Getting to Know the Florida Blue Foundation

Mental health is one of the priorities of FBF. photo:  Shaynepplstockphoto/shutterstock

Mental health is one of the priorities of FBF. photo:  Shaynepplstockphoto/shutterstock

We’re going to go out on a limb, here, and say that the biggest name in health insurance foundations is Blue Cross and Blue Shield. At IP, we’ve written about and profiled lots of these affiliated funders in different states across the U.S. And it’s been interesting to compare how they differ from place to place in terms of priorities, accessibility and money to spend.  

    One Blue Cross and Blue Shield funder that we haven’t touched on yet is the Florida Blue Foundation (FBF). This funder recently announced that it has $4.3 million available for grants—a move that really solidified its position as a health grantmaker to pay attention to in Florida, especially if you work on its two topics of interest.

    The first topic is mental and behavioral health. While health insurance foundations used to focus exclusively on physical health, this is another sign that times are changing. The strains of untreated or mistreated mental health conditions on the U.S. healthcare system and on society as a whole have reached astronomical levels. And health insurance funders like this one can’t help but notice and respond accordingly.

    It's set aside approximately $2.4 million to fund programs that raise awareness and educate residents about mental and behavioral health in Florida. This money will also fund new materials about navigating the complex healthcare system, and training people on how to use them.

    To a slightly lesser extent, the second big topic that FBF is interested in is health service delivery. This is a more traditional strategy and a practical approach to promoting efficiency in the healthcare system than currently exists, and finding workarounds for people who aren’t being served by it. FBF has set aside about $1.9 million for this purpose through a program called "Advance Innovation and Promote Solutions in the Health Care System." It's backing mobile health units, non-traditional health services, and new models for low-income and under-insured Floridians.

    These new grants range from $80,000 to $100,000 apiece, and last for a two-year or three-year period.

    As with pretty much all Blue Cross and Blue Shield foundations, this one only accepts grant applications from in-state organizations. But this one in Florida also accepts applications from colleges and universities, training centers and public agencies, in addition to nonprofits. It’s also funding collaborative groups more than anything else.

    Another emerging program at FBF is a nursing fellowship program aimed at improving the quality and safety of patient care. Nursing education support is a bigger priority among Blue Cross and Blue Shield funders, lately. This particular funder is open to applications to explore the possibility of creating such a fellowship that would give recent nursing grads real work experience to prepare for this challenging career. FBF has designated about $250,000 for a 1.5-year planning and feasibility grant for this purpose.

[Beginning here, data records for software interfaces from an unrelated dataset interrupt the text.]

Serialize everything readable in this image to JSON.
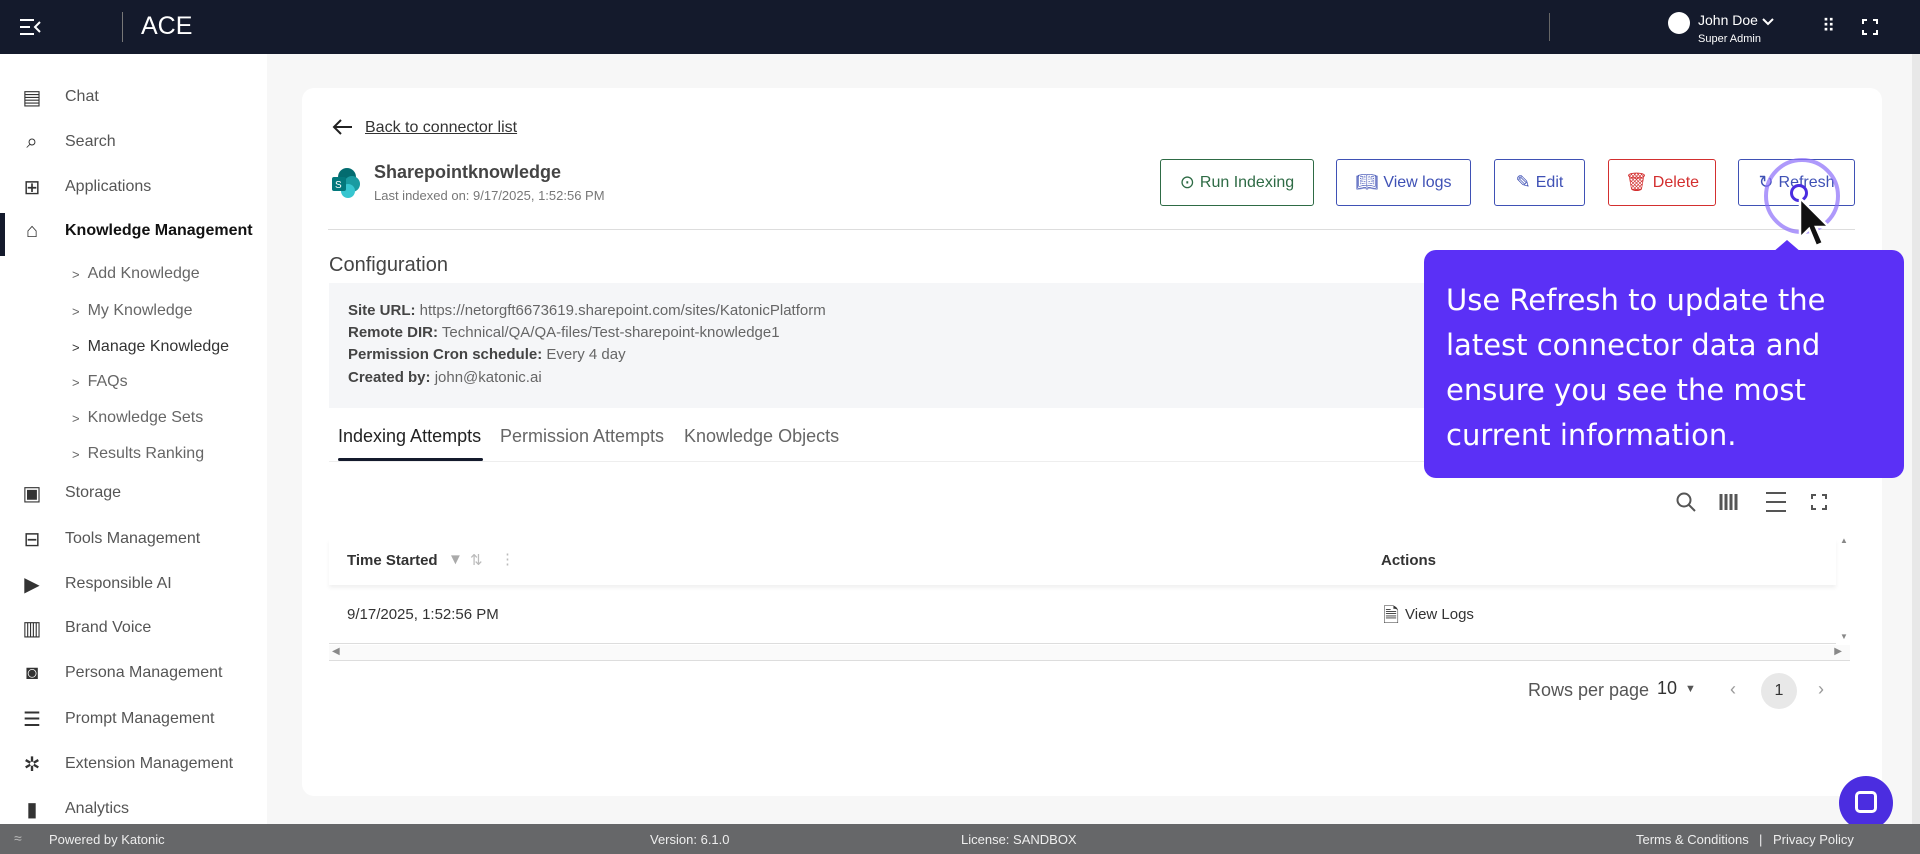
{
  "app": {
    "title": "ACE"
  },
  "user": {
    "name": "John Doe",
    "role": "Super Admin"
  },
  "sidebar": {
    "items": [
      {
        "label": "Chat",
        "icon": "chat-icon"
      },
      {
        "label": "Search",
        "icon": "search-icon"
      },
      {
        "label": "Applications",
        "icon": "apps-icon"
      },
      {
        "label": "Knowledge Management",
        "icon": "graduation-cap-icon"
      },
      {
        "label": "Storage",
        "icon": "storage-icon"
      },
      {
        "label": "Tools Management",
        "icon": "toolbox-icon"
      },
      {
        "label": "Responsible AI",
        "icon": "video-settings-icon"
      },
      {
        "label": "Brand Voice",
        "icon": "voice-icon"
      },
      {
        "label": "Persona Management",
        "icon": "persona-icon"
      },
      {
        "label": "Prompt Management",
        "icon": "prompt-icon"
      },
      {
        "label": "Extension Management",
        "icon": "puzzle-icon"
      },
      {
        "label": "Analytics",
        "icon": "bar-chart-icon"
      }
    ],
    "subitems": [
      "Add Knowledge",
      "My Knowledge",
      "Manage Knowledge",
      "FAQs",
      "Knowledge Sets",
      "Results Ranking"
    ]
  },
  "page": {
    "back": "Back to connector list",
    "title": "Sharepointknowledge",
    "subtitle": "Last indexed on: 9/17/2025, 1:52:56 PM",
    "buttons": {
      "run": "Run Indexing",
      "logs": "View logs",
      "edit": "Edit",
      "delete": "Delete",
      "refresh": "Refresh"
    },
    "config_title": "Configuration",
    "config": [
      {
        "k": "Site URL:",
        "v": " https://netorgft6673619.sharepoint.com/sites/KatonicPlatform"
      },
      {
        "k": "Remote DIR:",
        "v": " Technical/QA/QA-files/Test-sharepoint-knowledge1"
      },
      {
        "k": "Permission Cron schedule:",
        "v": " Every 4 day"
      },
      {
        "k": "Created by:",
        "v": " john@katonic.ai"
      }
    ],
    "tabs": [
      "Indexing Attempts",
      "Permission Attempts",
      "Knowledge Objects"
    ]
  },
  "table": {
    "headers": [
      "Time Started",
      "Actions"
    ],
    "rows": [
      {
        "time": "9/17/2025, 1:52:56 PM",
        "action": "View Logs"
      }
    ],
    "rows_per_page_label": "Rows per page",
    "rows_per_page": "10",
    "page": "1"
  },
  "tooltip": "Use Refresh to update the latest connector data and ensure you see the most current information.",
  "footer": {
    "powered": "Powered by Katonic",
    "version": "Version: 6.1.0",
    "license": "License: SANDBOX",
    "terms": "Terms & Conditions",
    "sep": "|",
    "privacy": "Privacy Policy"
  },
  "colors": {
    "topbar": "#141a2c",
    "accent": "#5b30f6",
    "green": "#2e6b45",
    "blue": "#3f51b5",
    "red": "#d32f2f"
  }
}
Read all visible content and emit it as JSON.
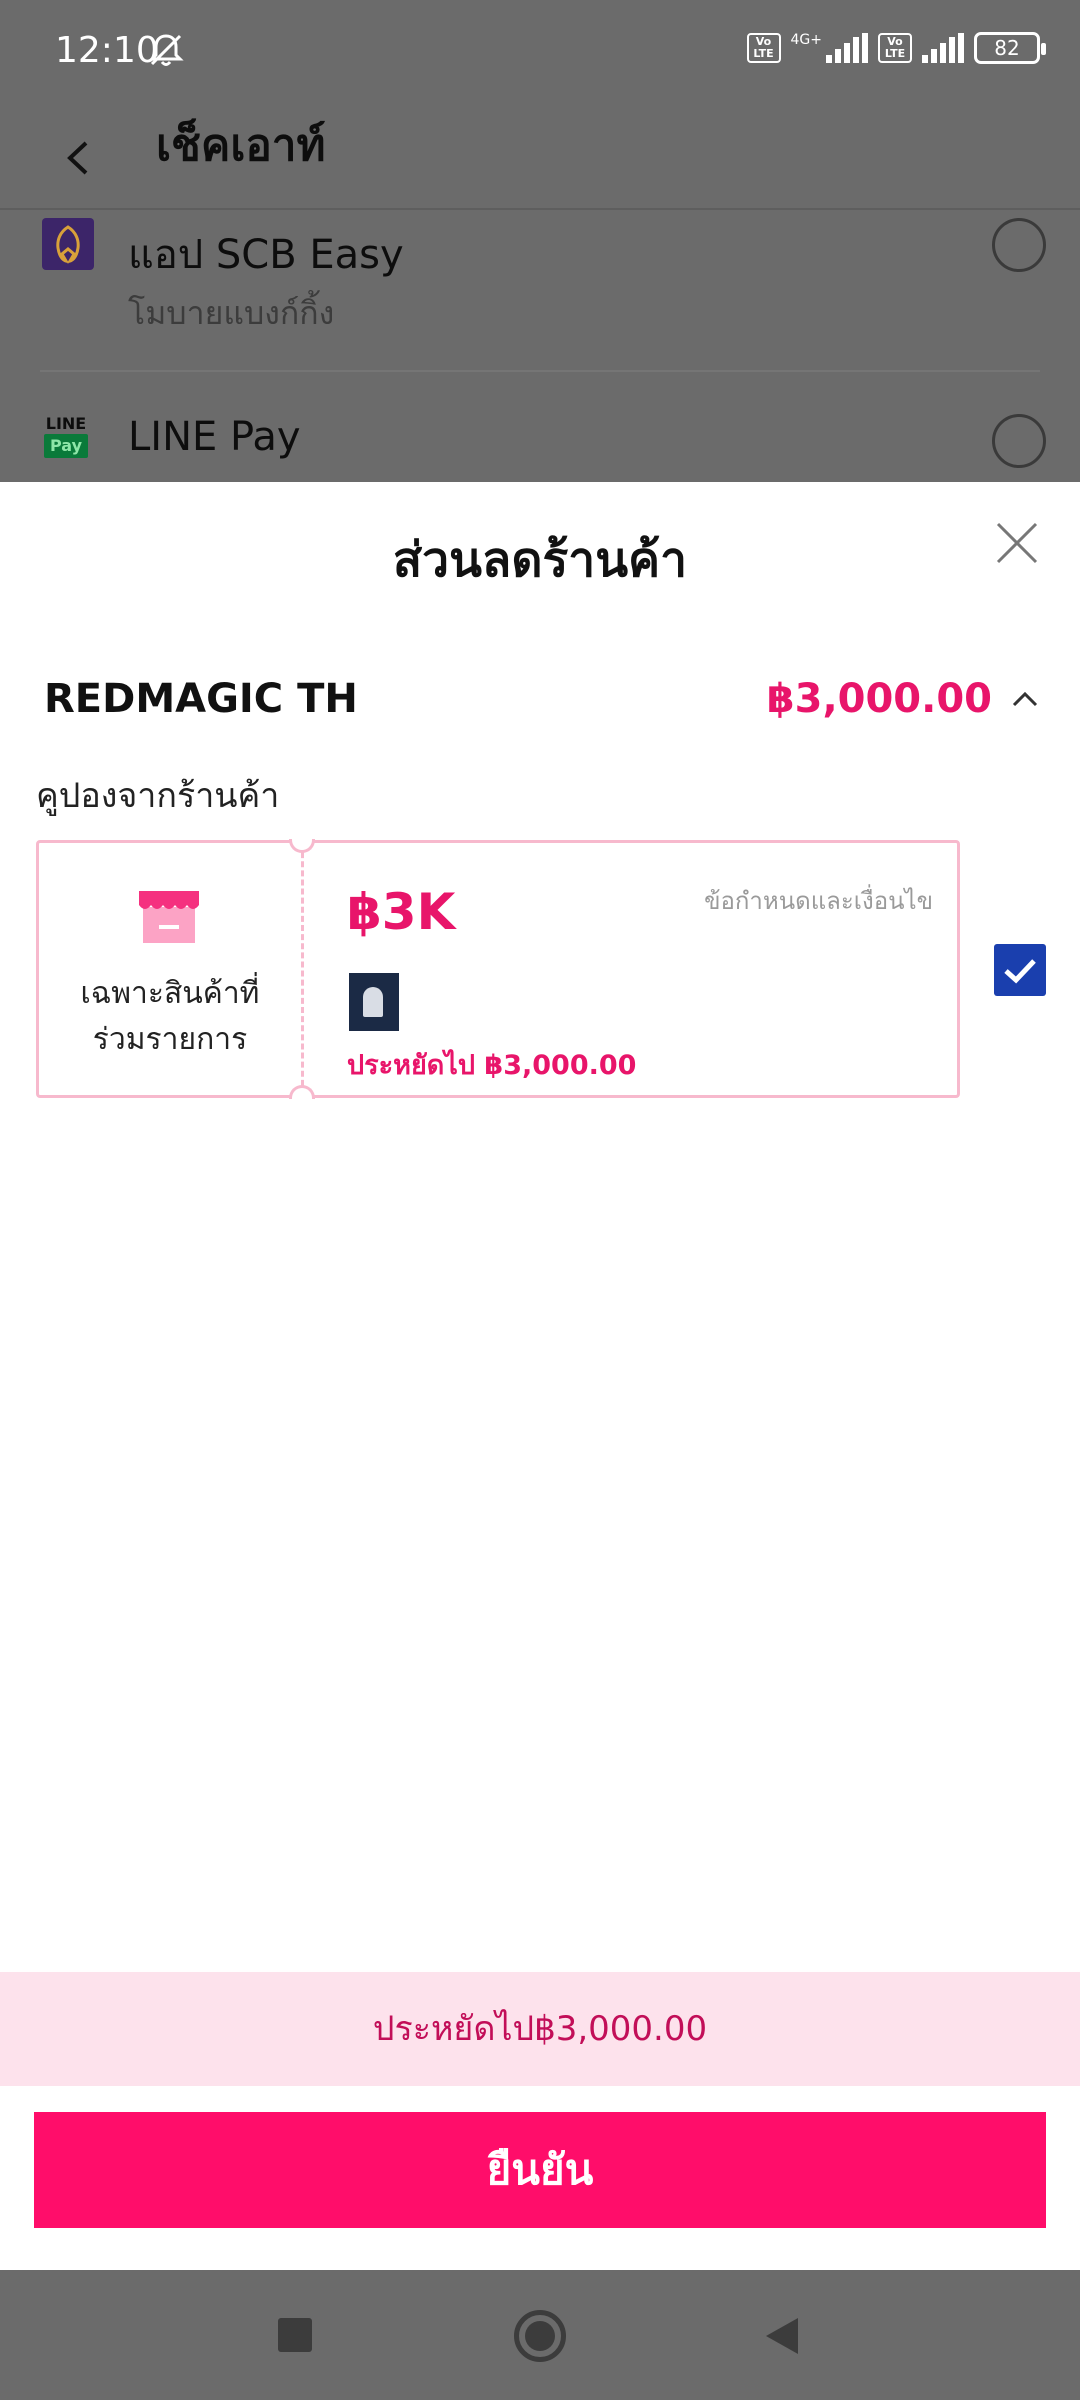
{
  "status_bar": {
    "time": "12:10",
    "volte_1": "Vo LTE",
    "network_tag": "4G+",
    "volte_2": "Vo LTE",
    "battery": "82"
  },
  "header": {
    "title": "เช็คเอาท์"
  },
  "payment_methods": [
    {
      "name": "แอป SCB Easy",
      "subtitle": "โมบายแบงก์กิ้ง"
    },
    {
      "name": "LINE Pay",
      "logo_top": "LINE",
      "logo_bottom": "Pay"
    }
  ],
  "sheet": {
    "title": "ส่วนลดร้านค้า",
    "shop_name": "REDMAGIC TH",
    "shop_amount": "฿3,000.00",
    "section_label": "คูปองจากร้านค้า",
    "coupon": {
      "left_label_line1": "เฉพาะสินค้าที่",
      "left_label_line2": "ร่วมรายการ",
      "value": "฿3K",
      "terms": "ข้อกำหนดและเงื่อนไข",
      "saving": "ประหยัดไป ฿3,000.00",
      "selected": true
    },
    "savings_summary": "ประหยัดไป฿3,000.00",
    "confirm_label": "ยืนยัน"
  },
  "colors": {
    "accent": "#ff0d6a",
    "price": "#e8156a",
    "checkbox": "#1a3fae",
    "savings_bg": "#fde2ec",
    "overlay": "#6b6b6b"
  },
  "icons": [
    "bell-off-icon",
    "back-icon",
    "radio-icon",
    "close-icon",
    "chevron-up-icon",
    "shop-icon",
    "check-icon",
    "nav-recent-icon",
    "nav-home-icon",
    "nav-back-icon"
  ]
}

    In the past, FBF has also supported an early literacy initiative and partnered with the Miami Heat for an at-risk youth program. It is also a steady supporter of the United Way. Finally, FBF’s Sapphire Awards, created in 2005, recognize the accomplishments of community health leaders in Florida.

    So basically, there is a lot going on with this Jacksonville-based funder, and there’s quite a bit of money available at the local level. You can learn more about the latest grant opportunities on these two program pages: Advance Innovation and Promote Solutions in the Health Care System and Improve Consumer Health. FBF has been on the Florida grantmaking scene since 2001.